### SOURCE INFORMATION

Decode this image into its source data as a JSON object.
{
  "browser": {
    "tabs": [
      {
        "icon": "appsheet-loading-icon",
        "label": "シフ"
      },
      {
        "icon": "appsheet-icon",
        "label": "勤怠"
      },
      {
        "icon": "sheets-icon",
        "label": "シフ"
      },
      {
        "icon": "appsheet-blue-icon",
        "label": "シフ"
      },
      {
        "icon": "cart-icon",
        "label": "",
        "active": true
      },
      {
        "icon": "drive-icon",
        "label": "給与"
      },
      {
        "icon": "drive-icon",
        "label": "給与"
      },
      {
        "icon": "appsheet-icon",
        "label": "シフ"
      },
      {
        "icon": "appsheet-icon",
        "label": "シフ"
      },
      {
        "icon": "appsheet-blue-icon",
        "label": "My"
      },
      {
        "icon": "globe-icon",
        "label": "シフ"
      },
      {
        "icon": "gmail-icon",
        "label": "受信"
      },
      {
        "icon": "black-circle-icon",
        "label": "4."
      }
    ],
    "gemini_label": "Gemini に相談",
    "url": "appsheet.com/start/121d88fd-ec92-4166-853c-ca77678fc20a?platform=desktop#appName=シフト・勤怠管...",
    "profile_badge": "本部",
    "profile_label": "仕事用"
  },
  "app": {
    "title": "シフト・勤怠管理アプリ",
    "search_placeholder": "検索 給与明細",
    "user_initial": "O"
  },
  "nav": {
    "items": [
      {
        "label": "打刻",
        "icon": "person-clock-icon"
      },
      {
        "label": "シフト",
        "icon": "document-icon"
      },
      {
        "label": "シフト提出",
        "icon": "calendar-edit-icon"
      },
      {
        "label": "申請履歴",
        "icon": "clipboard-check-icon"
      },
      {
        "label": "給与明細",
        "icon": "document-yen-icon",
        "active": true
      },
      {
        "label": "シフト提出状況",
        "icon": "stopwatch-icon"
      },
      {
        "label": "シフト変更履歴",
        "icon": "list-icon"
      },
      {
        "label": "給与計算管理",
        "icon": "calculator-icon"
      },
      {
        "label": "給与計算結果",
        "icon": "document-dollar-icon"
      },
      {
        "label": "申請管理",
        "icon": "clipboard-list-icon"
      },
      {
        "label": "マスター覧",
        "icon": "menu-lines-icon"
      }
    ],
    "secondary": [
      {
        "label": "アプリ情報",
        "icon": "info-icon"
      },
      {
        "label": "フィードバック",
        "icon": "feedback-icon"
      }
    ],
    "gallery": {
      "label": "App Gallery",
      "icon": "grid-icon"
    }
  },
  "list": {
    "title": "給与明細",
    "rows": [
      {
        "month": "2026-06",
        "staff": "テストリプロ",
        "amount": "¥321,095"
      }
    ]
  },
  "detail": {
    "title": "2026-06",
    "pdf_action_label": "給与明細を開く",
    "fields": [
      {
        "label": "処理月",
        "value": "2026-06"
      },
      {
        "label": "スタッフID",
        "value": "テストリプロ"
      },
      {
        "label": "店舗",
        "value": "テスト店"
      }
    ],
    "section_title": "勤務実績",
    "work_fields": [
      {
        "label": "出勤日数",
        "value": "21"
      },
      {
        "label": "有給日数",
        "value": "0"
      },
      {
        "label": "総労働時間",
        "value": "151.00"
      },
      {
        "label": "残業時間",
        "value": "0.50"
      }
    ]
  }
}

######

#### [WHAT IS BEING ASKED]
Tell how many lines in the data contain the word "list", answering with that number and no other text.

#### [RESPONSE]
3